Page 93
The modest way in which I propos'd my opinions procur'd them a readier reception and less contradiction; I had less mortification when I was found to be in the wrong, and I more easily prevail'd with others to give up their mistakes and join with me when I happened to be in the right.
Page 109
I thereupon wrote a paper to be read in Junto, representing these irregularities, but insisting more particularly on the inequality of this six-shilling tax of the constables, respecting the circumstances of those who paid it, since a poor widow housekeeper, all whose property to be guarded by the watch did not perhaps exceed the value of fifty pounds, paid as much as the wealthiest merchant, who had thousands of pounds' worth of goods in his stores.

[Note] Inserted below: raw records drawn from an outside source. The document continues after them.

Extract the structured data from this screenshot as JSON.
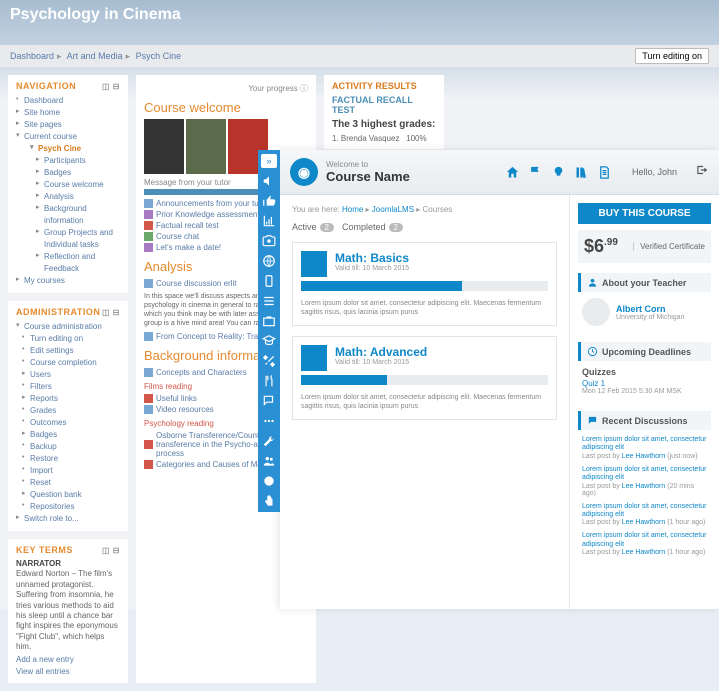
{
  "moodle": {
    "title": "Psychology in Cinema",
    "breadcrumb": [
      "Dashboard",
      "Art and Media",
      "Psych Cine"
    ],
    "edit_btn": "Turn editing on",
    "nav": {
      "heading": "NAVIGATION",
      "items": [
        "Dashboard",
        "Site home",
        "Site pages",
        "Current course"
      ],
      "course": "Psych Cine",
      "course_items": [
        "Participants",
        "Badges",
        "Course welcome",
        "Analysis",
        "Background information",
        "Group Projects and Individual tasks",
        "Reflection and Feedback"
      ],
      "my_courses": "My courses"
    },
    "admin": {
      "heading": "ADMINISTRATION",
      "root": "Course administration",
      "items": [
        "Turn editing on",
        "Edit settings",
        "Course completion",
        "Users",
        "Filters",
        "Reports",
        "Grades",
        "Outcomes",
        "Badges",
        "Backup",
        "Restore",
        "Import",
        "Reset",
        "Question bank",
        "Repositories"
      ],
      "switch": "Switch role to..."
    },
    "keyterms": {
      "heading": "KEY TERMS",
      "term": "NARRATOR",
      "desc": "Edward Norton – The film's unnamed protagonist. Suffering from insomnia, he tries various methods to aid his sleep until a chance bar fight inspires the eponymous \"Fight Club\", which helps him.",
      "add": "Add a new entry",
      "view": "View all entries"
    },
    "progress": "Your progress",
    "welcome": {
      "h": "Course welcome",
      "msg": "Message from your tutor",
      "links": [
        "Announcements from your tutor",
        "Prior Knowledge assessment",
        "Factual recall test",
        "Course chat",
        "Let's make a date!"
      ]
    },
    "analysis": {
      "h": "Analysis",
      "link": "Course discussion erlit",
      "text": "In this space we'll discuss aspects and of psychology in cinema in general to raise issues which you think may be with later assignments and group is a hive mind area! You can rate view ratings.",
      "link2": "From Concept to Reality: Trauma"
    },
    "bg": {
      "h": "Background information",
      "l1": "Concepts and Characters",
      "sub1": "Films reading",
      "l2": "Useful links",
      "l3": "Video resources",
      "sub2": "Psychology reading",
      "l4": "Osborne Transference/Counter transference in the Psycho-analysis process",
      "l5": "Categories and Causes of Mental"
    },
    "ar": {
      "heading": "ACTIVITY RESULTS",
      "test": "FACTUAL RECALL TEST",
      "sub": "The 3 highest grades:",
      "row": "1. Brenda Vasquez",
      "pct": "100%"
    }
  },
  "joomla": {
    "welcome": "Welcome to",
    "title": "Course Name",
    "hello": "Hello, John",
    "bc_pre": "You are here:",
    "bc": [
      "Home",
      "JoomlaLMS",
      "Courses"
    ],
    "tabs": {
      "active": "Active",
      "active_n": "2",
      "completed": "Completed",
      "completed_n": "2"
    },
    "courses": [
      {
        "title": "Math: Basics",
        "date": "Valid till: 10 March 2015",
        "pct": 65,
        "desc": "Lorem ipsum dolor sit amet, consectetur adipiscing elit. Maecenas fermentum sagittis risus, quis lacinia ipsum purus"
      },
      {
        "title": "Math: Advanced",
        "date": "Valid till: 10 March 2015",
        "pct": 35,
        "desc": "Lorem ipsum dolor sit amet, consectetur adipiscing elit. Maecenas fermentum sagittis risus, quis lacinia ipsum purus"
      }
    ],
    "buy": "BUY THIS COURSE",
    "price_cur": "$",
    "price_whole": "6",
    "price_dec": ".99",
    "cert": "Verified Certificate",
    "teacher_h": "About your Teacher",
    "teacher_n": "Albert Corn",
    "teacher_u": "University of Michigan",
    "deadlines_h": "Upcoming Deadlines",
    "quizzes": "Quizzes",
    "quiz": "Quiz 1",
    "quiz_d": "Mon 12 Feb 2015 5:30 AM MSK",
    "disc_h": "Recent Discussions",
    "disc": [
      {
        "t": "Lorem ipsum dolor sit amet, consectetur adipiscing elit",
        "by": "Lee Hawthorn",
        "when": "(just now)"
      },
      {
        "t": "Lorem ipsum dolor sit amet, consectetur adipiscing elit",
        "by": "Lee Hawthorn",
        "when": "(20 mins ago)"
      },
      {
        "t": "Lorem ipsum dolor sit amet, consectetur adipiscing elit",
        "by": "Lee Hawthorn",
        "when": "(1 hour ago)"
      },
      {
        "t": "Lorem ipsum dolor sit amet, consectetur adipiscing elit",
        "by": "Lee Hawthorn",
        "when": "(1 hour ago)"
      }
    ],
    "meta": "Last post by"
  }
}
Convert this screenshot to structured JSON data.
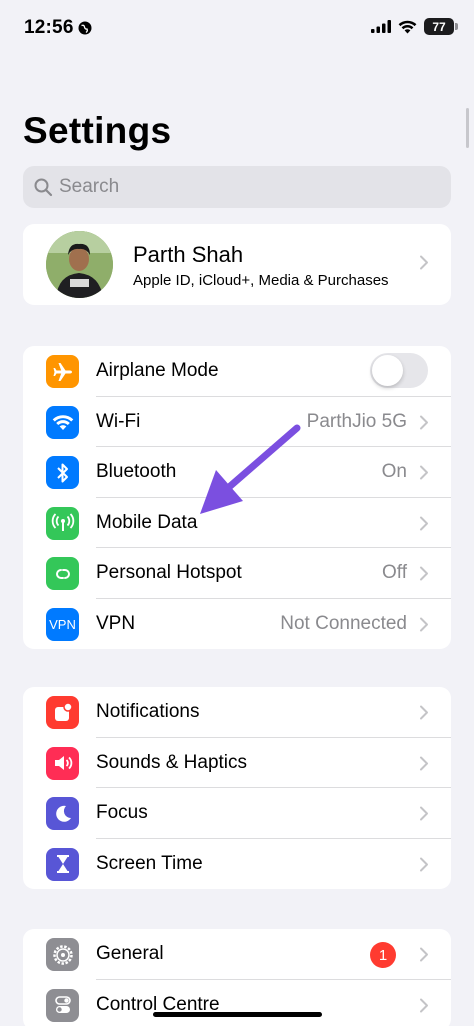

Page 112
He us'd, indeed, sometimes to pray for my conversion, but never had the satisfaction of believing that his prayers were heard.
Page 119
Their captain prepar'd for defense; but told William Penn, and his company of Quakers, that he did not expect their assistance, and they might retire into the cabin, which they did, except James Logan,[82] who chose to stay upon deck, and was quarter'd to a gun.
Page 140
Page 154
During this short time of my colonelship, being about to set out on a journey to Virginia, the officers of my regiment took it into their heads that it would be proper for them to escort me out of town, as far as the Lower Ferry.
Page 155
Notwithstanding the continual wrangle between the governor and the House, in which I, as a member, had so large a share, there still subsisted a civil intercourse between that gentleman and myself, and we never had any personal difference.
Page 164
I saw also in London one of Bonnell's passengers, who was so enrag'd against his lordship for deceiving and detaining him so long at New York, and then carrying him to Halifax and back again, that he swore he would sue him for damages.
Page 178
Smyth, published in ten volumes by the Macmillan Company, New York, under the title, _The Writings of Benjamin Franklin_.
Page 186